§ Work required: Answer with a number only: how many lines of the entries below contain the word "view"?

§ Record set:
+--
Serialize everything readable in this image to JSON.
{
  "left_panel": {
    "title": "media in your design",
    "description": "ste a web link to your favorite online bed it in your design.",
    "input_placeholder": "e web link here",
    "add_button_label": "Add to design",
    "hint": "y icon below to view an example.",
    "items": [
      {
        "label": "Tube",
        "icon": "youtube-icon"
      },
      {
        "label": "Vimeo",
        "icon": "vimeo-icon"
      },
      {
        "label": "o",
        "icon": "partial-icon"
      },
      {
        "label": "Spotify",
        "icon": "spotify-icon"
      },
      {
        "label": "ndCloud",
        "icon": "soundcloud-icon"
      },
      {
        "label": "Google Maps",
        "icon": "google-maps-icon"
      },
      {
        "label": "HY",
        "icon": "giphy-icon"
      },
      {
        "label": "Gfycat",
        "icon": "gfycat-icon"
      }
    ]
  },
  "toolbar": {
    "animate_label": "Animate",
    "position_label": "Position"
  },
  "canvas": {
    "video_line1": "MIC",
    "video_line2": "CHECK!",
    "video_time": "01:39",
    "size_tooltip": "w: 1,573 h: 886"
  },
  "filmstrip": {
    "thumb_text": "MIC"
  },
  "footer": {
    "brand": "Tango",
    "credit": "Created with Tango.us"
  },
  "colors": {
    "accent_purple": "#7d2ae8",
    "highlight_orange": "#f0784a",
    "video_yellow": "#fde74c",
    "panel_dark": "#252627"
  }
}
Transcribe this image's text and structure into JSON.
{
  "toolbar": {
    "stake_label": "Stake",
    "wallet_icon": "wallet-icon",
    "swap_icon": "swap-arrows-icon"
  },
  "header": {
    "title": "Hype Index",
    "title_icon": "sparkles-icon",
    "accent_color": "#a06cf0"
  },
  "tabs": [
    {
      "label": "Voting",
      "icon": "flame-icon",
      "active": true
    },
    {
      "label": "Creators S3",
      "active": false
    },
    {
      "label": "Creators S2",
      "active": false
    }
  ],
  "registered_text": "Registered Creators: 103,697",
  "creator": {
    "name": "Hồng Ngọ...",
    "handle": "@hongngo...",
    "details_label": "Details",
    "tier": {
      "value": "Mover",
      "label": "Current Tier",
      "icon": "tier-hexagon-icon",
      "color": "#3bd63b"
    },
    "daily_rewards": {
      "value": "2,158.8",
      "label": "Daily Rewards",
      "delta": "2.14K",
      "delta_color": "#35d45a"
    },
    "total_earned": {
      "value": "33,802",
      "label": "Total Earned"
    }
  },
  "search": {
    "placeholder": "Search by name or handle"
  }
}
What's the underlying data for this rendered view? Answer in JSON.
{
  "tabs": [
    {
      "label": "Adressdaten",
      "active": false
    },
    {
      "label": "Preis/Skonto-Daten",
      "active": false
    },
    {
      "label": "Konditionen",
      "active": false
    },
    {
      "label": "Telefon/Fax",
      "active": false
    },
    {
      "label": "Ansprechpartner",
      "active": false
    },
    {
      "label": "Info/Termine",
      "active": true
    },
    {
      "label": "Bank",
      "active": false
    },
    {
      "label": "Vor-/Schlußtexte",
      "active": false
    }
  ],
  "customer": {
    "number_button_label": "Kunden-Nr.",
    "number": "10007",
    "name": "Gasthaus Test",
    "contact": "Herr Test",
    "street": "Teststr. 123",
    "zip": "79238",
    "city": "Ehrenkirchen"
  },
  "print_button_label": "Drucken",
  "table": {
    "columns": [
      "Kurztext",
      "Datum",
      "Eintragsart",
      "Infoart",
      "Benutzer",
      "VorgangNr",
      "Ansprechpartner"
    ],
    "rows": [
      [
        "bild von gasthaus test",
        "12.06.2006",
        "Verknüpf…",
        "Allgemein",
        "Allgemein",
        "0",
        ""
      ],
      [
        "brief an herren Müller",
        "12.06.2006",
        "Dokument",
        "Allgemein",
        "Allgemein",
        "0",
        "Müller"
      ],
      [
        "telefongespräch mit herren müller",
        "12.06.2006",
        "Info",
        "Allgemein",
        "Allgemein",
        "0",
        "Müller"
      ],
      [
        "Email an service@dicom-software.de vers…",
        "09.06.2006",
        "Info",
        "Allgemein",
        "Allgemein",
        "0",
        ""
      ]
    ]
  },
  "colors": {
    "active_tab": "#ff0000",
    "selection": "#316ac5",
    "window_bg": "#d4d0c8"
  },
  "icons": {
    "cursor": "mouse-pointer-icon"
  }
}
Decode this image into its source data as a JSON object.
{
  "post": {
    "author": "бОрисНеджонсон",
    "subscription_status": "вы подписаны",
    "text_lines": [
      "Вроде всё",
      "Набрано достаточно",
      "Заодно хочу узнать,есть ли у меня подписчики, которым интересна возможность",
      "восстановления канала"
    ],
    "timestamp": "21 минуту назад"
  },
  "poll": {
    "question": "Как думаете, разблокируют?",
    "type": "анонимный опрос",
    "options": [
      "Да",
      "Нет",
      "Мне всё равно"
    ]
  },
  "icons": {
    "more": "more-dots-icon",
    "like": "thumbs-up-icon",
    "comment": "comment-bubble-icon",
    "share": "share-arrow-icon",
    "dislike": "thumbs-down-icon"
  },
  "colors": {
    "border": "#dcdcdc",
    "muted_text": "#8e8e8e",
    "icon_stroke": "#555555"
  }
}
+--
§ Expected answer: 2